→ THE TASK: Please make sure what you return matches the listing below exactly, minus its pictures.

→ DATA PROVIDED:
►
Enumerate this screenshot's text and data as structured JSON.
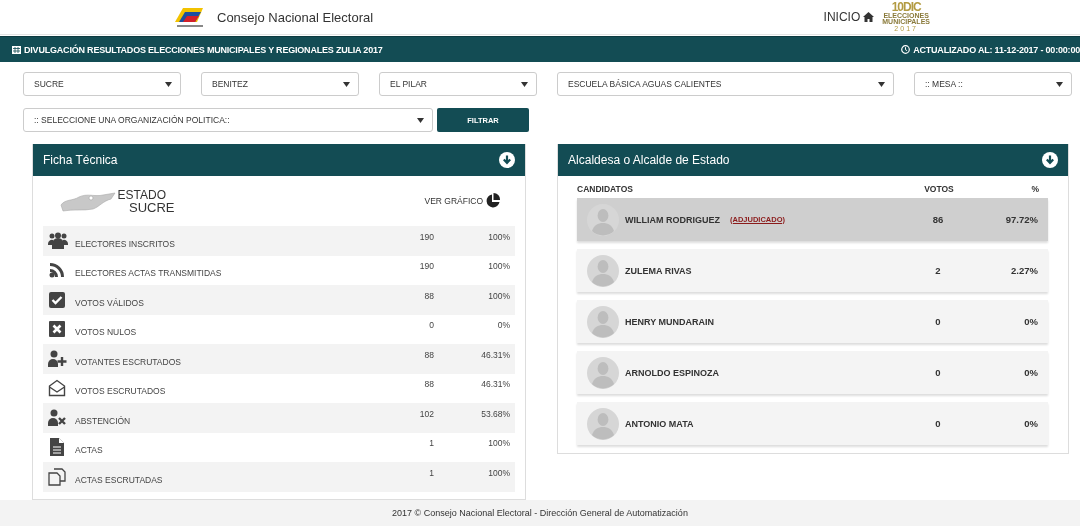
{
  "header": {
    "org_name": "Consejo Nacional Electoral",
    "home_link": "INICIO",
    "event_logo": {
      "big": "10DIC",
      "line1": "ELECCIONES",
      "line2": "MUNICIPALES",
      "year": "2017"
    }
  },
  "title_bar": {
    "title": "DIVULGACIÓN RESULTADOS ELECCIONES MUNICIPALES Y REGIONALES ZULIA 2017",
    "updated": "ACTUALIZADO AL: 11-12-2017 - 00:00:00"
  },
  "filters": [
    {
      "value": "SUCRE"
    },
    {
      "value": "BENITEZ"
    },
    {
      "value": "EL PILAR"
    },
    {
      "value": "ESCUELA BÁSICA AGUAS CALIENTES"
    },
    {
      "value": ":: MESA ::"
    }
  ],
  "org_filter": {
    "value": ":: SELECCIONE UNA ORGANIZACIÓN POLITICA::",
    "button": "FILTRAR"
  },
  "ficha": {
    "title": "Ficha Técnica",
    "state_label_1": "ESTADO",
    "state_label_2": "SUCRE",
    "chart_link": "VER GRÁFICO",
    "rows": [
      {
        "kind": "users",
        "label": "ELECTORES INSCRITOS",
        "count": "190",
        "pct": "100%"
      },
      {
        "kind": "rss",
        "label": "ELECTORES ACTAS TRANSMITIDAS",
        "count": "190",
        "pct": "100%"
      },
      {
        "kind": "check",
        "label": "VOTOS VÁLIDOS",
        "count": "88",
        "pct": "100%"
      },
      {
        "kind": "cross",
        "label": "VOTOS NULOS",
        "count": "0",
        "pct": "0%"
      },
      {
        "kind": "user-plus",
        "label": "VOTANTES ESCRUTADOS",
        "count": "88",
        "pct": "46.31%"
      },
      {
        "kind": "envelope",
        "label": "VOTOS ESCRUTADOS",
        "count": "88",
        "pct": "46.31%"
      },
      {
        "kind": "user-cross",
        "label": "ABSTENCIÓN",
        "count": "102",
        "pct": "53.68%"
      },
      {
        "kind": "file",
        "label": "ACTAS",
        "count": "1",
        "pct": "100%"
      },
      {
        "kind": "copies",
        "label": "ACTAS ESCRUTADAS",
        "count": "1",
        "pct": "100%"
      }
    ]
  },
  "results": {
    "title": "Alcaldesa o Alcalde de Estado",
    "columns": [
      "CANDIDATOS",
      "VOTOS",
      "%"
    ],
    "candidates": [
      {
        "name": "WILLIAM RODRIGUEZ",
        "tag": "(ADJUDICADO)",
        "votes": "86",
        "pct": "97.72%",
        "highlighted": true
      },
      {
        "name": "ZULEMA RIVAS",
        "votes": "2",
        "pct": "2.27%",
        "highlighted": false
      },
      {
        "name": "HENRY MUNDARAIN",
        "votes": "0",
        "pct": "0%",
        "highlighted": false
      },
      {
        "name": "ARNOLDO ESPINOZA",
        "votes": "0",
        "pct": "0%",
        "highlighted": false
      },
      {
        "name": "ANTONIO MATA",
        "votes": "0",
        "pct": "0%",
        "highlighted": false
      }
    ]
  },
  "footer": "2017 © Consejo Nacional Electoral - Dirección General de Automatización"
}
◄
→ EXPECTED ANSWER:
Enumerate this screenshot's text and data as structured JSON.
{
  "header": {
    "org_name": "Consejo Nacional Electoral",
    "home_link": "INICIO",
    "event_logo": {
      "big": "10DIC",
      "line1": "ELECCIONES",
      "line2": "MUNICIPALES",
      "year": "2017"
    }
  },
  "title_bar": {
    "title": "DIVULGACIÓN RESULTADOS ELECCIONES MUNICIPALES Y REGIONALES ZULIA 2017",
    "updated": "ACTUALIZADO AL: 11-12-2017 - 00:00:00"
  },
  "filters": [
    {
      "value": "SUCRE"
    },
    {
      "value": "BENITEZ"
    },
    {
      "value": "EL PILAR"
    },
    {
      "value": "ESCUELA BÁSICA AGUAS CALIENTES"
    },
    {
      "value": ":: MESA ::"
    }
  ],
  "org_filter": {
    "value": ":: SELECCIONE UNA ORGANIZACIÓN POLITICA::",
    "button": "FILTRAR"
  },
  "ficha": {
    "title": "Ficha Técnica",
    "state_label_1": "ESTADO",
    "state_label_2": "SUCRE",
    "chart_link": "VER GRÁFICO",
    "rows": [
      {
        "kind": "users",
        "label": "ELECTORES INSCRITOS",
        "count": "190",
        "pct": "100%"
      },
      {
        "kind": "rss",
        "label": "ELECTORES ACTAS TRANSMITIDAS",
        "count": "190",
        "pct": "100%"
      },
      {
        "kind": "check",
        "label": "VOTOS VÁLIDOS",
        "count": "88",
        "pct": "100%"
      },
      {
        "kind": "cross",
        "label": "VOTOS NULOS",
        "count": "0",
        "pct": "0%"
      },
      {
        "kind": "user-plus",
        "label": "VOTANTES ESCRUTADOS",
        "count": "88",
        "pct": "46.31%"
      },
      {
        "kind": "envelope",
        "label": "VOTOS ESCRUTADOS",
        "count": "88",
        "pct": "46.31%"
      },
      {
        "kind": "user-cross",
        "label": "ABSTENCIÓN",
        "count": "102",
        "pct": "53.68%"
      },
      {
        "kind": "file",
        "label": "ACTAS",
        "count": "1",
        "pct": "100%"
      },
      {
        "kind": "copies",
        "label": "ACTAS ESCRUTADAS",
        "count": "1",
        "pct": "100%"
      }
    ]
  },
  "results": {
    "title": "Alcaldesa o Alcalde de Estado",
    "columns": [
      "CANDIDATOS",
      "VOTOS",
      "%"
    ],
    "candidates": [
      {
        "name": "WILLIAM RODRIGUEZ",
        "tag": "(ADJUDICADO)",
        "votes": "86",
        "pct": "97.72%",
        "highlighted": true
      },
      {
        "name": "ZULEMA RIVAS",
        "votes": "2",
        "pct": "2.27%",
        "highlighted": false
      },
      {
        "name": "HENRY MUNDARAIN",
        "votes": "0",
        "pct": "0%",
        "highlighted": false
      },
      {
        "name": "ARNOLDO ESPINOZA",
        "votes": "0",
        "pct": "0%",
        "highlighted": false
      },
      {
        "name": "ANTONIO MATA",
        "votes": "0",
        "pct": "0%",
        "highlighted": false
      }
    ]
  },
  "footer": "2017 © Consejo Nacional Electoral - Dirección General de Automatización"
}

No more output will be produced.